| What you need to do |
Your result will be the set of lines with "icon", copied from the material below.

● ● ● ● ● ● ●

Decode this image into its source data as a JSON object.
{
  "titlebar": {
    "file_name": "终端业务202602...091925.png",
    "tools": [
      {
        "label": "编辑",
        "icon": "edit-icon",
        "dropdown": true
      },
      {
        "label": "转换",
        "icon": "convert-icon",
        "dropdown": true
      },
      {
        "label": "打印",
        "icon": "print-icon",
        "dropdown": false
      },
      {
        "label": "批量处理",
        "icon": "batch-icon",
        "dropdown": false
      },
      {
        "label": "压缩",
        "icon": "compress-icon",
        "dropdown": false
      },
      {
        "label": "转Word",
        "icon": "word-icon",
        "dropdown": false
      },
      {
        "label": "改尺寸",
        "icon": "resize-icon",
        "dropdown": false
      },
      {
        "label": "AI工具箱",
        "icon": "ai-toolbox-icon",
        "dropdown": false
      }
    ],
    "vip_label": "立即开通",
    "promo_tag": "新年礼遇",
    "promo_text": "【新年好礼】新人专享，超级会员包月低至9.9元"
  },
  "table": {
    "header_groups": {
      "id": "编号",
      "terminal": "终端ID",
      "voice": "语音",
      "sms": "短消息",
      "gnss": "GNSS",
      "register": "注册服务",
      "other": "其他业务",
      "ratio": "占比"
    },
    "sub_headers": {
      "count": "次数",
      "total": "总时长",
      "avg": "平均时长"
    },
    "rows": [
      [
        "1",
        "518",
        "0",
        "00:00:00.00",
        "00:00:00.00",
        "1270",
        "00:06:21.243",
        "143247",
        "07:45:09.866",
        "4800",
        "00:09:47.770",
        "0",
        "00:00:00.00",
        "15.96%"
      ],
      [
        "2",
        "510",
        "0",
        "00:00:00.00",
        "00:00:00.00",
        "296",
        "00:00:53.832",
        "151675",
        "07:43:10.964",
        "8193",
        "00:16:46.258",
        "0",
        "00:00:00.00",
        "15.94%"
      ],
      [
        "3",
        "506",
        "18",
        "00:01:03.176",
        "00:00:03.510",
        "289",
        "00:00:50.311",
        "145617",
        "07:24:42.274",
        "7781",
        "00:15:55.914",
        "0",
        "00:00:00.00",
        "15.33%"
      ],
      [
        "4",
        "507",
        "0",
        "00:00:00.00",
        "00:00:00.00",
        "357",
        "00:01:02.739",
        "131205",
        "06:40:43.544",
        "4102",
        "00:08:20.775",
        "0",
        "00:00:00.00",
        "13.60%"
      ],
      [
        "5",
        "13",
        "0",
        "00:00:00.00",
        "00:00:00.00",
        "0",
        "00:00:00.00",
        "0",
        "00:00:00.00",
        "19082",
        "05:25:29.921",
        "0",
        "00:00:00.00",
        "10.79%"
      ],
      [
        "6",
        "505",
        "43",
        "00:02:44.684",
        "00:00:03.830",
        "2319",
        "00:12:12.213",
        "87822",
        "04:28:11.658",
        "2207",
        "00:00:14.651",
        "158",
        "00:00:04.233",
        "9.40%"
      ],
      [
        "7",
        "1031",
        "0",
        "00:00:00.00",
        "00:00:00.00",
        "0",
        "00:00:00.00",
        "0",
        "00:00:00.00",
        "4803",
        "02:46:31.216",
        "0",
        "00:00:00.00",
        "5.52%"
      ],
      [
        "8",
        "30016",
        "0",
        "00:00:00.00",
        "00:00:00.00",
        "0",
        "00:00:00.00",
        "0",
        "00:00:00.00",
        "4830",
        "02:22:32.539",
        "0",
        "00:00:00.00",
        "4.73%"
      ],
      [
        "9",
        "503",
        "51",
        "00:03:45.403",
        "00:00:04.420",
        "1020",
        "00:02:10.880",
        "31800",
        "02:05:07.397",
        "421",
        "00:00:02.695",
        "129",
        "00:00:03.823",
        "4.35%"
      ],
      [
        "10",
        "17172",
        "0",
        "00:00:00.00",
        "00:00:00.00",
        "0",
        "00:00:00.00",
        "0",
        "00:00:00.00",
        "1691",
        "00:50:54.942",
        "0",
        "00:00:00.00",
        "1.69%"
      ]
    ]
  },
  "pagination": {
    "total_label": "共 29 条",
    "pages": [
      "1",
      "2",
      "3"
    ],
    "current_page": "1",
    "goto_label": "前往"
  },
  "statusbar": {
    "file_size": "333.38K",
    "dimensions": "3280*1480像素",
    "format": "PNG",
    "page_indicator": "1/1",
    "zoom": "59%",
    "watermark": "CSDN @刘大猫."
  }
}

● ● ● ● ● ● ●

| Response area |
        "icon": "edit-icon",
        "icon": "convert-icon",
        "icon": "print-icon",
        "icon": "batch-icon",
        "icon": "compress-icon",
        "icon": "word-icon",
        "icon": "resize-icon",
        "icon": "ai-toolbox-icon",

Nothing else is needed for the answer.